Work to complete
In the records below, find each line with "Apartment" and copy it.

Dataset
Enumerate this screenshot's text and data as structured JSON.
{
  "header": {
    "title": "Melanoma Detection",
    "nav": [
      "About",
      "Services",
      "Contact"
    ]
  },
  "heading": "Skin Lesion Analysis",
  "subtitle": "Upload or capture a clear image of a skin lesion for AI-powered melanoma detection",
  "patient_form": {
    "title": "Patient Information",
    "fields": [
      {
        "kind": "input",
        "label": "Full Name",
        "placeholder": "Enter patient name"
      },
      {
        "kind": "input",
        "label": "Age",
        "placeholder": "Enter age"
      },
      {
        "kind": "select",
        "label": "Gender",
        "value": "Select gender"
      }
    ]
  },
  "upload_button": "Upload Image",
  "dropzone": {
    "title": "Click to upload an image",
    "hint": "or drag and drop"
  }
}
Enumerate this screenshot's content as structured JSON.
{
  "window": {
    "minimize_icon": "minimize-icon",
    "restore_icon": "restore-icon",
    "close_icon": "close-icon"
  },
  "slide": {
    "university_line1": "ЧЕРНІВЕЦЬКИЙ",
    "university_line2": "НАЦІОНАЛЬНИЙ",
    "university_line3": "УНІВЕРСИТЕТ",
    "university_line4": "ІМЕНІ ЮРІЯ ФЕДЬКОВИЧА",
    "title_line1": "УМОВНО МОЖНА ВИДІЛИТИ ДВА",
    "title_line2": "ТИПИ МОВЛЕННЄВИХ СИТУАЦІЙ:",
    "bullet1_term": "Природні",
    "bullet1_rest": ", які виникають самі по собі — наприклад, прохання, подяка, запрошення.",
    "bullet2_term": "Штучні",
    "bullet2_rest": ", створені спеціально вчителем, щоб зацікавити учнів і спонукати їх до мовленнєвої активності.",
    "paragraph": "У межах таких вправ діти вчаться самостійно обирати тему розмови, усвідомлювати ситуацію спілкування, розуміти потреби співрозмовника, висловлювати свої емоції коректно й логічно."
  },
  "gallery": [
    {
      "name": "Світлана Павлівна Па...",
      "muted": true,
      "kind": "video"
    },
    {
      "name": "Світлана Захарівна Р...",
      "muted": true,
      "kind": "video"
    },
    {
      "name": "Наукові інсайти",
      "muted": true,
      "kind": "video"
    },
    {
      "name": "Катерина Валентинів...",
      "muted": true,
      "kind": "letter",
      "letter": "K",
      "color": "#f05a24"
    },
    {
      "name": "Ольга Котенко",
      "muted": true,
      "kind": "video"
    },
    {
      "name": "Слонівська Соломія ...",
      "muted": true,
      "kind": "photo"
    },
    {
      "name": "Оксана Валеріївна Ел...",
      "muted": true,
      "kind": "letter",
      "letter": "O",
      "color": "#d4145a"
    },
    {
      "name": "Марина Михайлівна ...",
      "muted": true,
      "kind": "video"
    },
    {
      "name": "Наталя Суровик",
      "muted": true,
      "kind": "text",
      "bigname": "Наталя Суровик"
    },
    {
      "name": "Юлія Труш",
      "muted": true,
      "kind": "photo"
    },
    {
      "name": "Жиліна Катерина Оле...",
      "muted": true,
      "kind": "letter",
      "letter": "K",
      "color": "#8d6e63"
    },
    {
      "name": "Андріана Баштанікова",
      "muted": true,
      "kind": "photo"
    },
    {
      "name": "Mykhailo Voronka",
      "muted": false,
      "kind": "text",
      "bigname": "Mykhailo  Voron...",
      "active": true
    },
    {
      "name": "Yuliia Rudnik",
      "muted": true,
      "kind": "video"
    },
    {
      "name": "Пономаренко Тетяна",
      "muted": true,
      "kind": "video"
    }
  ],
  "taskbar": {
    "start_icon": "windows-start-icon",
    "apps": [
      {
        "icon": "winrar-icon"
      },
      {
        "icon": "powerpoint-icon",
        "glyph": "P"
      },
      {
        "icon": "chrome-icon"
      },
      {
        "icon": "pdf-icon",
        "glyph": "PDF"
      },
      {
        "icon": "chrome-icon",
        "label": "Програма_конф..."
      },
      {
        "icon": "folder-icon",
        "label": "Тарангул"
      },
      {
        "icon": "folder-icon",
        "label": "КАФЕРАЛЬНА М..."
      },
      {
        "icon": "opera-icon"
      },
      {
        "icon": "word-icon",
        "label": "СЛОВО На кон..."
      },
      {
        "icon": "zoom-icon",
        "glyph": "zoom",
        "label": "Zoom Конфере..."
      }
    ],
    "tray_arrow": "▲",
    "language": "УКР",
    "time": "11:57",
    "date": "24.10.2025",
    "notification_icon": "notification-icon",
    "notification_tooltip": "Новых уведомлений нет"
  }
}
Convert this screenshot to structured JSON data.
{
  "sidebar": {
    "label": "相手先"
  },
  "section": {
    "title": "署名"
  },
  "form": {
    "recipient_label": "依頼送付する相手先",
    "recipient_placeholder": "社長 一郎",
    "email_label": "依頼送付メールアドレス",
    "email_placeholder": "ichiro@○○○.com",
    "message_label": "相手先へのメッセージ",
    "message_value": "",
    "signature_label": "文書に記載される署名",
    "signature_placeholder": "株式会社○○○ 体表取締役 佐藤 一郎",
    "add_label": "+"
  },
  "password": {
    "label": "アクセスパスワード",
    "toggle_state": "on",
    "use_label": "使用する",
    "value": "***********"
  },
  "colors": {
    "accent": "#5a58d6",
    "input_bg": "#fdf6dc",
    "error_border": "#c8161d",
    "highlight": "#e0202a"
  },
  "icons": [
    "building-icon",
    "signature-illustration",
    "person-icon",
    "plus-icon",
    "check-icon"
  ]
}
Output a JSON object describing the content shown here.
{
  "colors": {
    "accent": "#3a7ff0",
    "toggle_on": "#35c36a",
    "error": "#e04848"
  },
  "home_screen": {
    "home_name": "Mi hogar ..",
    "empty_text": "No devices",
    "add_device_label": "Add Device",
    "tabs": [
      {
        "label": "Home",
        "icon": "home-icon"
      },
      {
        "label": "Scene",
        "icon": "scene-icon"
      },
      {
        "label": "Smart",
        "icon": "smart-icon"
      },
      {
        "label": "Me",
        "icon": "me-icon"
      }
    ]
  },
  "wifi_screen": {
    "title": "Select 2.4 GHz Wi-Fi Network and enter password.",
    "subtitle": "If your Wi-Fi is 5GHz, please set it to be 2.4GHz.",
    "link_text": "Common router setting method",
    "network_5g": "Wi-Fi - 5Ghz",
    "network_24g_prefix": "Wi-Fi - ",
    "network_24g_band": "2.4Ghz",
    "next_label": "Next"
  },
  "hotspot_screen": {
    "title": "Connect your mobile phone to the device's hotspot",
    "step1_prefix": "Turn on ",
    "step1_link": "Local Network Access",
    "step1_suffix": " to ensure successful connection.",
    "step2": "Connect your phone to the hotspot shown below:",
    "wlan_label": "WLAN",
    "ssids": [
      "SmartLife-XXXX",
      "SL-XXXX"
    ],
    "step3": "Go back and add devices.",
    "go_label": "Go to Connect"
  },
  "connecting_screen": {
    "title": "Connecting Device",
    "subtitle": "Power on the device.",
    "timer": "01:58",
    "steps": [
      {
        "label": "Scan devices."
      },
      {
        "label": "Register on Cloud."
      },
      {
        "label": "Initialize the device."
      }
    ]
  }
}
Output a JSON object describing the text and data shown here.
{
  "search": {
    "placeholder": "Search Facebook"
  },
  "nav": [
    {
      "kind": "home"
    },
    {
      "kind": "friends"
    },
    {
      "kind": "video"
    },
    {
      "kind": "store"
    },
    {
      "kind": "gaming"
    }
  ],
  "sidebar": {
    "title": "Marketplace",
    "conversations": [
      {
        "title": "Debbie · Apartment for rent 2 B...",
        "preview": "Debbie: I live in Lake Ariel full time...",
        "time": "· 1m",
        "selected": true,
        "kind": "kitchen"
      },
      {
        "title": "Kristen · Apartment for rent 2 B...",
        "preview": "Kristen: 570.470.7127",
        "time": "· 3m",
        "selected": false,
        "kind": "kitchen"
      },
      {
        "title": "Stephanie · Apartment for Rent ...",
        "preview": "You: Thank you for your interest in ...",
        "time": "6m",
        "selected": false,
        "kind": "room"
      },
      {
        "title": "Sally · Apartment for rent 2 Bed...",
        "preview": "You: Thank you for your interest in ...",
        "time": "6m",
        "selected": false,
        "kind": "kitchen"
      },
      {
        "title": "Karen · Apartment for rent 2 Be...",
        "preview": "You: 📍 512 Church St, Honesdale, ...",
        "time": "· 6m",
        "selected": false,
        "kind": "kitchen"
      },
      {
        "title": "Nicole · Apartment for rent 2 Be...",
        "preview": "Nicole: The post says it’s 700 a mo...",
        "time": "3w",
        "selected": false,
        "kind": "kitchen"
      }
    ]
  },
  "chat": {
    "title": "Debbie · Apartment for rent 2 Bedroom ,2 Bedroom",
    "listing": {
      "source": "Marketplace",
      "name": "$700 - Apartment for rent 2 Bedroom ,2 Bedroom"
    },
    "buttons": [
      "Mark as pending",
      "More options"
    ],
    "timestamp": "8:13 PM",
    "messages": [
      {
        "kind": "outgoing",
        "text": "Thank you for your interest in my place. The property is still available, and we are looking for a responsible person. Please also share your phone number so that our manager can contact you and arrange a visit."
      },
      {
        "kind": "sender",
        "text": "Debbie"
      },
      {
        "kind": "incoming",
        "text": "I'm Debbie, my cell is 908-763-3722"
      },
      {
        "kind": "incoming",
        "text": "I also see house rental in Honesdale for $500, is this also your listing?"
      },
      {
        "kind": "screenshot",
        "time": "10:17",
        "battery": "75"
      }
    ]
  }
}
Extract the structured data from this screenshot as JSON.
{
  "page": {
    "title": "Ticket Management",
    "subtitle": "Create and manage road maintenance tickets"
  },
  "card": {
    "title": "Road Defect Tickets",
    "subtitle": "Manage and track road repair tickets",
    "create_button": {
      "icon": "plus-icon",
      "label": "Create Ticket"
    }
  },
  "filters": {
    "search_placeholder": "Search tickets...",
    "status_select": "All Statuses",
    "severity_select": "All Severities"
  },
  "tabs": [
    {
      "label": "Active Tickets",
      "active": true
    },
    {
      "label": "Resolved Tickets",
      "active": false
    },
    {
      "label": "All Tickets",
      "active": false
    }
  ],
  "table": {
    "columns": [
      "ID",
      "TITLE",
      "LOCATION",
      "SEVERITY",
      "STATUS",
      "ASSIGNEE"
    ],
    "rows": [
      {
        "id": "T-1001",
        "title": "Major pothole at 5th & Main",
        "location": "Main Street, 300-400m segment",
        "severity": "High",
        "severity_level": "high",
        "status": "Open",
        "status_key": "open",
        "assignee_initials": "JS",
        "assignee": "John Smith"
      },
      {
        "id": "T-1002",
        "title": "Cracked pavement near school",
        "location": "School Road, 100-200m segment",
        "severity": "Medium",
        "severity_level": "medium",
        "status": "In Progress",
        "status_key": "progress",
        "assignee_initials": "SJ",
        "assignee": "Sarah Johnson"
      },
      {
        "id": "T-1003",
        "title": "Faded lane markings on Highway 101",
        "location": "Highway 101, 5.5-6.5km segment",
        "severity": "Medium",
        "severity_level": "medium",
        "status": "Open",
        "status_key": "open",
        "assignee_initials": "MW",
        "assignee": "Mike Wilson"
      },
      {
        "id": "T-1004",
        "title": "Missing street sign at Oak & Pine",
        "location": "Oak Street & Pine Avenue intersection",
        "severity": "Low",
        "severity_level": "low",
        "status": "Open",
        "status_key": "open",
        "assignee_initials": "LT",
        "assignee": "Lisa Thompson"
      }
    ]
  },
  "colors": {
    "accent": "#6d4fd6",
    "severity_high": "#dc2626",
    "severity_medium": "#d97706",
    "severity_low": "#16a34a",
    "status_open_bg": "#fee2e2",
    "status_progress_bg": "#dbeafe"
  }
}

Solved problem
        "title": "Debbie · Apartment for rent 2 B...",
        "title": "Kristen · Apartment for rent 2 B...",
        "title": "Stephanie · Apartment for Rent ...",
        "title": "Sally · Apartment for rent 2 Bed...",
        "title": "Karen · Apartment for rent 2 Be...",
        "title": "Nicole · Apartment for rent 2 Be...",
    "title": "Debbie · Apartment for rent 2 Bedroom ,2 Bedroom",
      "name": "$700 - Apartment for rent 2 Bedroom ,2 Bedroom"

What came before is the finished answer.